START GIVEN RECORDS

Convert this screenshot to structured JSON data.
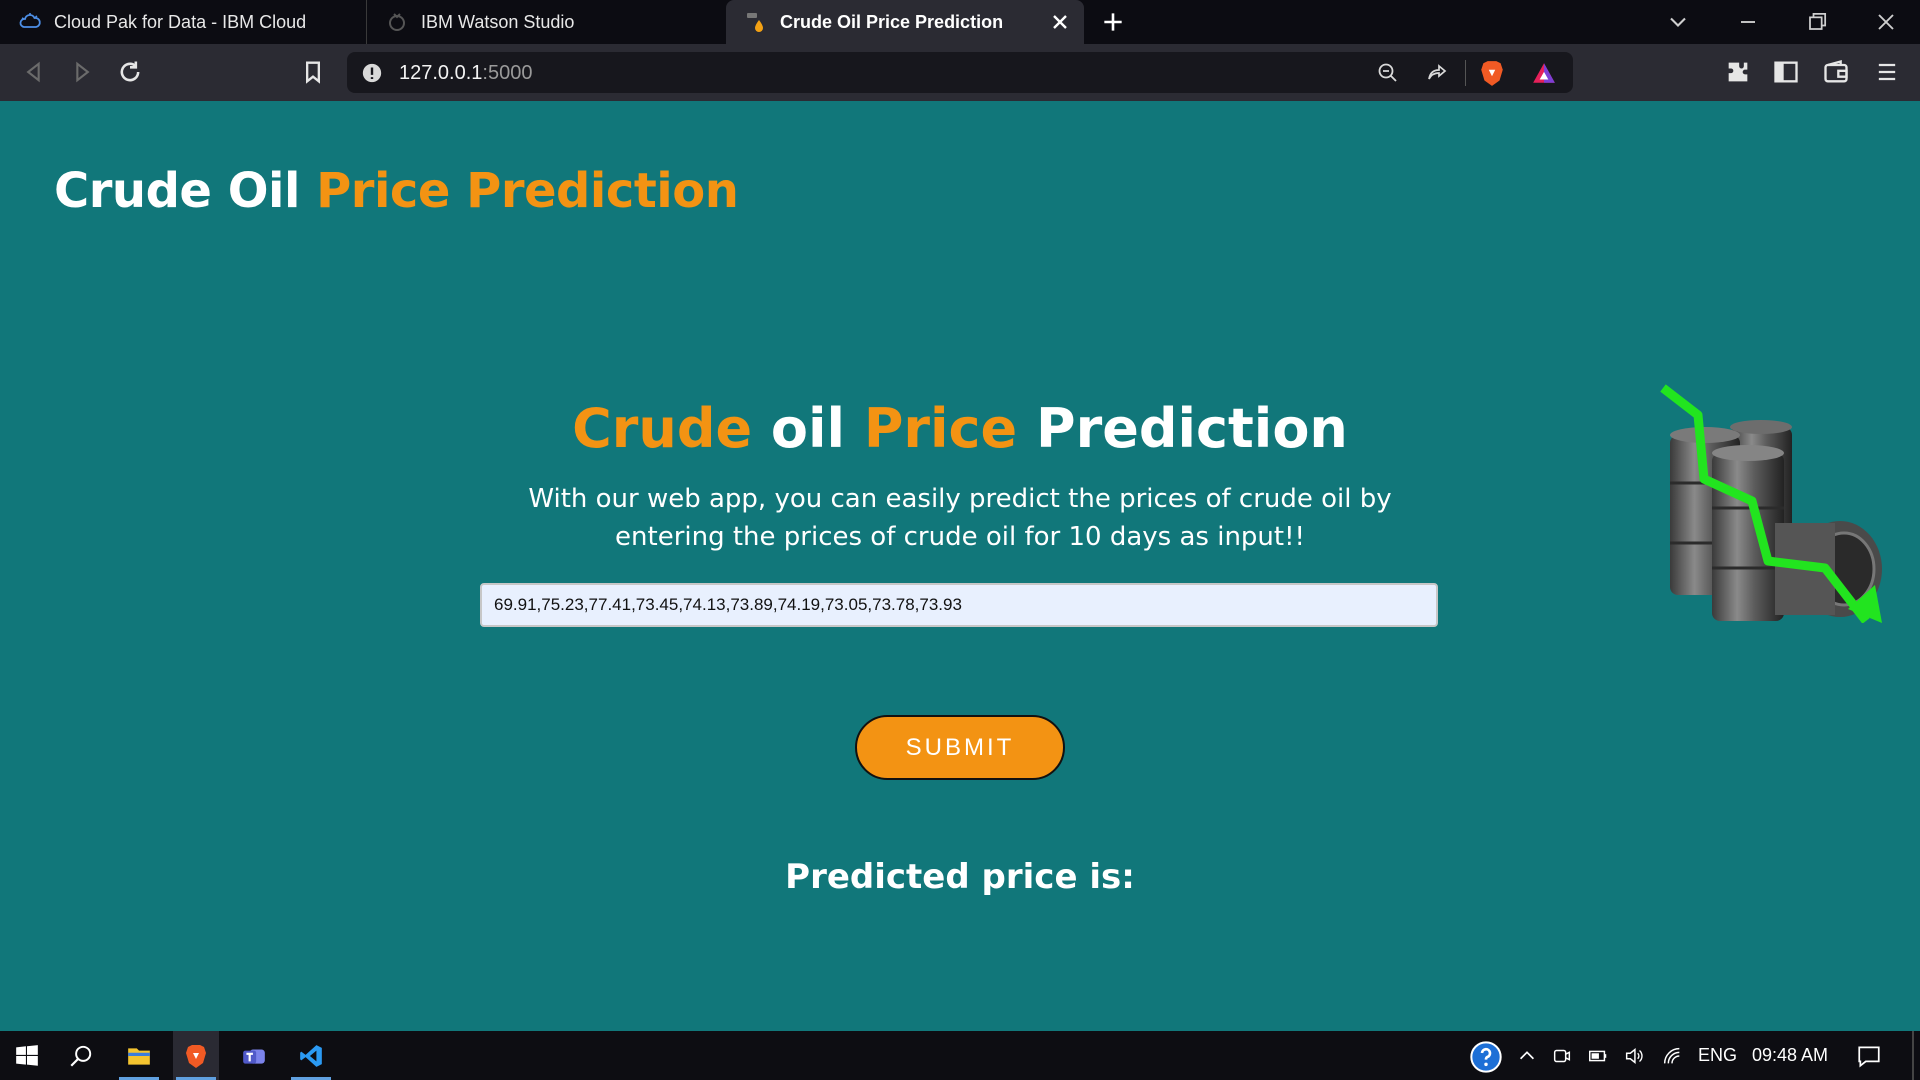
{
  "browser": {
    "tabs": [
      {
        "title": "Cloud Pak for Data - IBM Cloud",
        "icon": "cloud-icon"
      },
      {
        "title": "IBM Watson Studio",
        "icon": "watson-icon"
      },
      {
        "title": "Crude Oil Price Prediction",
        "icon": "oil-drop-icon",
        "active": true
      }
    ],
    "url_host": "127.0.0.1",
    "url_port": ":5000"
  },
  "page": {
    "brand": {
      "part1": "Crude Oil ",
      "part2": "Price Prediction"
    },
    "hero_title": {
      "w1": "Crude",
      "w2": " oil ",
      "w3": "Price",
      "w4": " Prediction"
    },
    "description": "With our web app, you can easily predict the prices of crude oil by entering the prices of crude oil for 10 days as input!!",
    "input_value": "69.91,75.23,77.41,73.45,74.13,73.89,74.19,73.05,73.78,73.93",
    "submit_label": "SUBMIT",
    "result_label": "Predicted price is:"
  },
  "taskbar": {
    "language": "ENG",
    "time": "09:48 AM"
  },
  "colors": {
    "page_bg": "#11777a",
    "accent_orange": "#f39313",
    "arrow_green": "#22e41f"
  }
}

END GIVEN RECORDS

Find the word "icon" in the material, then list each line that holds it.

        "icon": "cloud-icon"
        "icon": "watson-icon"
        "icon": "oil-drop-icon",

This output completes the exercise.